Let’s address the elephant in the room first – this episode is very clearly set up as a pseudo-remake of the Mamoru Hosoda directed Our War Game! OVA from 2000, generally agreed as one of the high points of the original Adventure continuity. That immediately puts the new show at an unfair disadvantage, and I really think it would have been wiser to let it grow it’s own identity before tying so closely to a beloved piece of Digimon history.
It’s also not a great candidate to place at the beginning of the show because the original Our War Game only involved a very small number of the Digidestined in the main plot. In the First Look post I expressed concern that this new adaptation ran the risk of becoming the Taichi and Yamato show and this episode didn’t really do much to assuage my worries, putting the two front and centre with only a minor assist from Koushiro and basically no presence at all from the rest of the cast.

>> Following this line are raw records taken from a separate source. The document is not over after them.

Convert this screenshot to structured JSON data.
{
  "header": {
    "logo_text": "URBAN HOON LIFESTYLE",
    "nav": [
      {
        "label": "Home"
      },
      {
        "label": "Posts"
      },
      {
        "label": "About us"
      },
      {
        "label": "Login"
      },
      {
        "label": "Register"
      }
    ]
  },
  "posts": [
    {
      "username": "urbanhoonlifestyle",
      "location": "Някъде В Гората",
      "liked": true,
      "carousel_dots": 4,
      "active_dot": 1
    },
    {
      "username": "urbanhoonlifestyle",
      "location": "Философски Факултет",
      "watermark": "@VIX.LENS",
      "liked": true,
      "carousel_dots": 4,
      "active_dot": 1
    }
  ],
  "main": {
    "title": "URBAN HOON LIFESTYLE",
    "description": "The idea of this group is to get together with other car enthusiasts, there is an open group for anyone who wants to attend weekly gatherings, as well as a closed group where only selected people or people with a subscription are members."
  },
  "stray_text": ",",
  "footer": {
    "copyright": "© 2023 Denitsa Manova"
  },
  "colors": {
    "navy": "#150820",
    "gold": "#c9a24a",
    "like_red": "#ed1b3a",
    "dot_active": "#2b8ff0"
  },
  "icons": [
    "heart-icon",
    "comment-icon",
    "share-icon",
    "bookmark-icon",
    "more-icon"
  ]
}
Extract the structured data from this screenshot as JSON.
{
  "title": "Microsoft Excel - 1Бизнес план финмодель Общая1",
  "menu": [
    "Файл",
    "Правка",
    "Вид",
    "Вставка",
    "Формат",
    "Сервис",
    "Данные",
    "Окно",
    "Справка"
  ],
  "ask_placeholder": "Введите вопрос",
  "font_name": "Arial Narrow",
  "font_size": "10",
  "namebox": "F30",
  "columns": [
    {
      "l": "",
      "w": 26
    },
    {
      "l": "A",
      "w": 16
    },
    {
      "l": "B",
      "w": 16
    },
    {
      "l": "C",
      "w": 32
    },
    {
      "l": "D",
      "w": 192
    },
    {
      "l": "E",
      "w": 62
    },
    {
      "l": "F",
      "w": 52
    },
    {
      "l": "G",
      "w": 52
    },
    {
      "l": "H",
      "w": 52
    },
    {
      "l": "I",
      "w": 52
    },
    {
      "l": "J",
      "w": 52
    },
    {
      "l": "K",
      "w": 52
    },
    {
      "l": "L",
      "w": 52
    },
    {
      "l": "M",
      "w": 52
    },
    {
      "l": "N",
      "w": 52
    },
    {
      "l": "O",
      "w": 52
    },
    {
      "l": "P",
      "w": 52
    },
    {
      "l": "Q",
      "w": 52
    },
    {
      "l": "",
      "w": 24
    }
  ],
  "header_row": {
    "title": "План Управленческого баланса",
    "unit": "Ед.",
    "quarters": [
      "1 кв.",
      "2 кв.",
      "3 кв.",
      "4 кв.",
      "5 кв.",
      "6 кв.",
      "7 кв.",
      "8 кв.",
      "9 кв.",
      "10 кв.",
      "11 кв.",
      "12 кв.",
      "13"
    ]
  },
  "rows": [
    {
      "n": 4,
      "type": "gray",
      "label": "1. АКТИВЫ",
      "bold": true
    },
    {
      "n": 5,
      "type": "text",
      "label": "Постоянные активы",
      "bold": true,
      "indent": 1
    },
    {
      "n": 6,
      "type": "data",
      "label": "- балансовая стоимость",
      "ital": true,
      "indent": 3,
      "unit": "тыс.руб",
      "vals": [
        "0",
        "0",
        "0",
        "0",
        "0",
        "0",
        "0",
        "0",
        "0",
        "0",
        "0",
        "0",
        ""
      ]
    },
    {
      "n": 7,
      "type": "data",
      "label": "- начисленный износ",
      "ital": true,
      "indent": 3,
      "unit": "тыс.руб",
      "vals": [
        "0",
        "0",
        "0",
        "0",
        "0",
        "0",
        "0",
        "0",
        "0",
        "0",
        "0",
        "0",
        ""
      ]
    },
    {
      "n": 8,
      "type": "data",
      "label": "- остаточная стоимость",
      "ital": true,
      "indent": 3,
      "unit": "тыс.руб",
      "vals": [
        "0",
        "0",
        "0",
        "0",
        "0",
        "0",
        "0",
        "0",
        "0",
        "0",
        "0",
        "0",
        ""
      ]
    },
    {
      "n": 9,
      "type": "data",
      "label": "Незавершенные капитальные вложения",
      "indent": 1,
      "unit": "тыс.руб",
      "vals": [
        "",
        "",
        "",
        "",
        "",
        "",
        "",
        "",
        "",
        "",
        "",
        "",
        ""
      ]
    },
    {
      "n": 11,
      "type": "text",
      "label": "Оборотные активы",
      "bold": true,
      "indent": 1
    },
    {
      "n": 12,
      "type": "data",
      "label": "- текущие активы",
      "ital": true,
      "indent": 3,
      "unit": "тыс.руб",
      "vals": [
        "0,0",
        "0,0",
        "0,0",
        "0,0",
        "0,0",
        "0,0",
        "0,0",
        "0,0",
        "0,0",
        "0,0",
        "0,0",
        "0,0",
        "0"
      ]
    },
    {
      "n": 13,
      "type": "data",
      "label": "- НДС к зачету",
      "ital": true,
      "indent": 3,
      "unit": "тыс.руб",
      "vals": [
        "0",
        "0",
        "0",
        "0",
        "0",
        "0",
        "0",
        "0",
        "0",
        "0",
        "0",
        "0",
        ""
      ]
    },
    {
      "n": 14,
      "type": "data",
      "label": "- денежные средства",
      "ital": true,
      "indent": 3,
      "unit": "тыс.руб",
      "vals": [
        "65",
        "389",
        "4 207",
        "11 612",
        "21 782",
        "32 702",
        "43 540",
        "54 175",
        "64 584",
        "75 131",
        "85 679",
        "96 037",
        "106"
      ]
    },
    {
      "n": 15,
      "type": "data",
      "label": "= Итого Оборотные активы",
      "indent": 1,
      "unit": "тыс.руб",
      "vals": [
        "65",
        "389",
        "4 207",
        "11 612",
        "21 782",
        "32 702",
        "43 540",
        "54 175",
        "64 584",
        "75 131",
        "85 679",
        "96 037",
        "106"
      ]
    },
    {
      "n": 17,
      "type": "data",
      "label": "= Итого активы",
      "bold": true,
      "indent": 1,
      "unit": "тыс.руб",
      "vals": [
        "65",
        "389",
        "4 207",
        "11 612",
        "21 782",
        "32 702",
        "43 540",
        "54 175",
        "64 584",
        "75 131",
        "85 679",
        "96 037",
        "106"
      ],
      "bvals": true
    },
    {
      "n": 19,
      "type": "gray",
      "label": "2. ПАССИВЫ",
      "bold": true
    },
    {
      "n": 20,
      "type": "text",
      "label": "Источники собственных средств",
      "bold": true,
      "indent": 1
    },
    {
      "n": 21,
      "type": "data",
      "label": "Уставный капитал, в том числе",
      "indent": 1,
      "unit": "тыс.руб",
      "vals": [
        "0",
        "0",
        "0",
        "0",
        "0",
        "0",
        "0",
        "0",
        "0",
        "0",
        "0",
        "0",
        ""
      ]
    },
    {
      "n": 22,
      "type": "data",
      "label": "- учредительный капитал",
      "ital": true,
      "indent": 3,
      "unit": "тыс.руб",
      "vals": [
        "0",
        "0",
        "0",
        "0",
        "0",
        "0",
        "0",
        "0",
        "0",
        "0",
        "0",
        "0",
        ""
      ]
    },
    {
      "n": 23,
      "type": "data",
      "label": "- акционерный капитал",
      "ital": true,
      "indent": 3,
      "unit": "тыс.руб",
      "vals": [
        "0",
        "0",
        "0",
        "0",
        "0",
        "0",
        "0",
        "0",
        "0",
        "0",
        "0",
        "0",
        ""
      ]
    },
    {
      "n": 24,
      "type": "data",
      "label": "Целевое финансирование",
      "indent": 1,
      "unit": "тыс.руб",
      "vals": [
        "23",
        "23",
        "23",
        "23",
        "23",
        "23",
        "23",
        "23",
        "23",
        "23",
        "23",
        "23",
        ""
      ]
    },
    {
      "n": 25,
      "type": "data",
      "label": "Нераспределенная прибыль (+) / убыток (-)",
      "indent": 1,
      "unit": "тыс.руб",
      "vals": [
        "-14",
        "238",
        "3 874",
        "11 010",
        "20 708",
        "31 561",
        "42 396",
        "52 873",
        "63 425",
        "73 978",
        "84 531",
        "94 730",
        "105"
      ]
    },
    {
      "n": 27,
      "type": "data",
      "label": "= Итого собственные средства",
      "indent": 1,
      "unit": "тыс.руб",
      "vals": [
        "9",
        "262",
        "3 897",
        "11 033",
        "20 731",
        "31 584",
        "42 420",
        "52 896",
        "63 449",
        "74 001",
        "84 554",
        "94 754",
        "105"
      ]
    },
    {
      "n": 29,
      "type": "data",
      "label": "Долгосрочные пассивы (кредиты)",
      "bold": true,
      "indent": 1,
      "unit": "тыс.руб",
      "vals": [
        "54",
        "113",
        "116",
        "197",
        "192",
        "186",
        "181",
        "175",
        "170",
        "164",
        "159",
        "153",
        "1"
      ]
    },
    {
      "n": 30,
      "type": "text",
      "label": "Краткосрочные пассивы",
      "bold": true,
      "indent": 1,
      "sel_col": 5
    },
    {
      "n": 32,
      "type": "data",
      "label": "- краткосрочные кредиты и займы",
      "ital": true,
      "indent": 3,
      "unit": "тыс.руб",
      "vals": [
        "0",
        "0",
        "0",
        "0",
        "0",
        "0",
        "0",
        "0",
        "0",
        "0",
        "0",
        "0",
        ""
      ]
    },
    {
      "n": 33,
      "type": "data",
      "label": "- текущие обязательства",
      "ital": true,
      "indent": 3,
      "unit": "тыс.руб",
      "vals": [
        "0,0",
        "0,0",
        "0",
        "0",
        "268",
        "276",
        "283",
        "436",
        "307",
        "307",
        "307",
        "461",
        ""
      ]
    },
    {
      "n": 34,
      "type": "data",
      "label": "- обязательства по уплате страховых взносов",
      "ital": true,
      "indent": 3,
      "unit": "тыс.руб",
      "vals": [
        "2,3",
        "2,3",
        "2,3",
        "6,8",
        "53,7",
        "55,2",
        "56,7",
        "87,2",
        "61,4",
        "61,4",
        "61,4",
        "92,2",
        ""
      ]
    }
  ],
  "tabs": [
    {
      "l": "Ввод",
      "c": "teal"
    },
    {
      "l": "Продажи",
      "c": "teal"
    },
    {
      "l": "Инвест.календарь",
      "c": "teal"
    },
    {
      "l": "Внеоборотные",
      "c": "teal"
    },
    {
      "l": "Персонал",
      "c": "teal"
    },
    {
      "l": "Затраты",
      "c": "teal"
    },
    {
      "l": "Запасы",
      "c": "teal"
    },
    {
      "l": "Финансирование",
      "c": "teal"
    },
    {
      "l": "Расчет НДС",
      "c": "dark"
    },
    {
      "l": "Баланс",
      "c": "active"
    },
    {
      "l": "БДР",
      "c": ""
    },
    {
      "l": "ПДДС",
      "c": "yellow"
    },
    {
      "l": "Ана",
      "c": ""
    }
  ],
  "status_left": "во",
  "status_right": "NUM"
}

Even Yamato himself is short-changed by this decision – though this is his full debut, we don’t actually learn much about his character, beyond the fact that he fits into the standard brooding loner stereotype. He and Tai fall into a fighting partnership far too easily and the result is we spend the entire episode in their company but learn almost nothing about them. I loved the original Adventure for its slow, character focused storytelling so I really hope we get some more meaty moments with the cast after this initial arc runs through, since they’re feeling pretty flimsy at the moment.
With that said, while this episode is basically all action it’s pretty rad action. Adventure 2020 continues to bring some really impressive animation to the table and many of the cuts in this installment are bursting with energy and movement, along with a keen directorial eye and a notable absence of recycled footage. The monster design is nicely freaky (if unsubtly inspired by the existing Diaboromon) and the team up attacks between Greymon and Garurumon are extremely slick and convey the appropriate bombast.
Oh yeah and Omegamon shows up. That’s definitely a surprise, but I can’t say I’m a big fan of it. Having your ultimate fusion form show up in the second episode with no buildup whatsoever seems like a very bad choice to me, but I’ll give them the benefit of the doubt and see where it takes us. Hopefully not just to an ‘Omegamon Burst Mode’ showing up in the final episode, but hey, it’s a kids show, you’ve always got to be prepared for that. Overall I don’t think this episode moved the needle for me either way – I still very much want to like the show, but it’s going to have to show me some substance behind the flash before I can give it my full affection.
- I’m going to do my best to stick to the Japanese names and forms here, since that’s the way we’re watching the show, but don’t be surprised to see a ‘Matt’ or ‘Izzy’ creep in occasionally.
- Not too much to say about the opening – it’s catchy and has lovely animation, especially the show of Tai and Agumon running – but it’s not a patch on the iconic ‘Butter-fly’.
- The shot in the opening of Tai tumbling into the digital void is a direct homage to the 1999 credits sequence – it’s even pillarboxed into 4:3, which is a great touch.
- The narrator is of course the queen of voice actors Masako Nozawa, who also voiced Guilmon in 2001s Digimon Tamers.
- Look I know Koushiro is meant to be a nerd, but making him wear sandals and socks is just brutal.